14ymedio bigger14ymedio, Havana, 16 May 2017 — The digital site of the Somos+ (We Are More) Movement has now joined the list of pages censored on the servers of the Cuban Telecommunications Company (ETECSA) which supply public WiFi. The leader of the organization, Eliecer Avila, links this measure to “the growing influence” of the site among the younger generation.

The government is “very aware of the statistics of who reads our blog and from where they are reading it,” says the opponent. “They have simply detected that the site is a threat to the system’s monolithic discourse,” he told 14ymedio on Tuesday.

“The blocking is the clearest sign our site is effective,” he adds. “We are trying to make a video tutorial of how it can be accessed despite censorship” and for months “we have had a weekly newsletter that is sent by email.”

The independent movement has been subjected in the last months to strong repression that includes the arrests of its members, police operations around the homes where they meet and a raid on Avila’s house, who is being prosecuted for an alleged crime of “illicit economic activity.”

The independent movement has been subject in recent months to strong repression that include the arrests of its members,operations around the homes where they meet and a raid on Avila’s house

Officialdom maintains censorship over several dozen critical pages, as well as blogs and opinion sites that shed light on Cuba’s most serious social problems. Among the sites shuttered in this way are 14ymedio and the news portals CubaNetDiario de Cuba and Martí Noticias, among others.

Until the middle of last year the popular classified ad site also was blocked on the national servers, but in August access to that page was restored.

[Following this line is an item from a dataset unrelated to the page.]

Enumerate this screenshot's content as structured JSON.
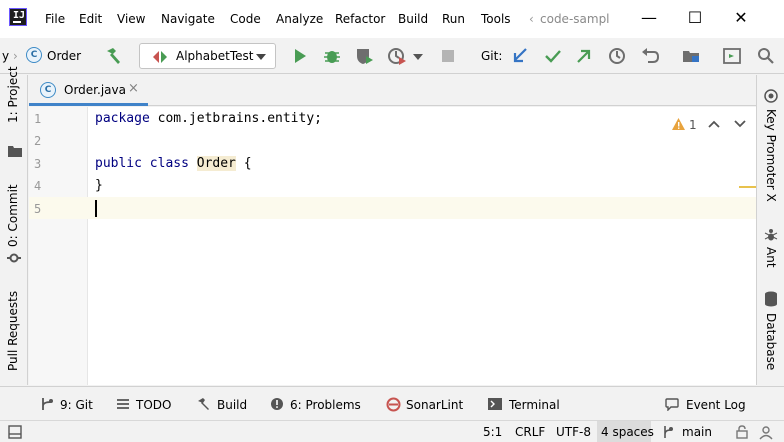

Cuban authorities have copied the Chinese model of filtering digital sites by their content. A situation that Internet users are struggling to overcome through the use of anonymous proxies, the so-called “virtual private networks” (VPNs), and other tools such as the Android operating system app Psiphon and the Tor browser.

Freedom House recently produced a report in which it identified 66 countries in which it believes that the free right to information is not exercised. Cuba ranked among the top ten, in a list headed by North Korea and Turkmenistan.

In September 2016, 14ymedio published an investigation into censorship of words and phrases in text messaging in the cell phone network. The state monopoly of telecommunications maintains at least fifty blocked terms, among which the name of the organization Somos+ stands out.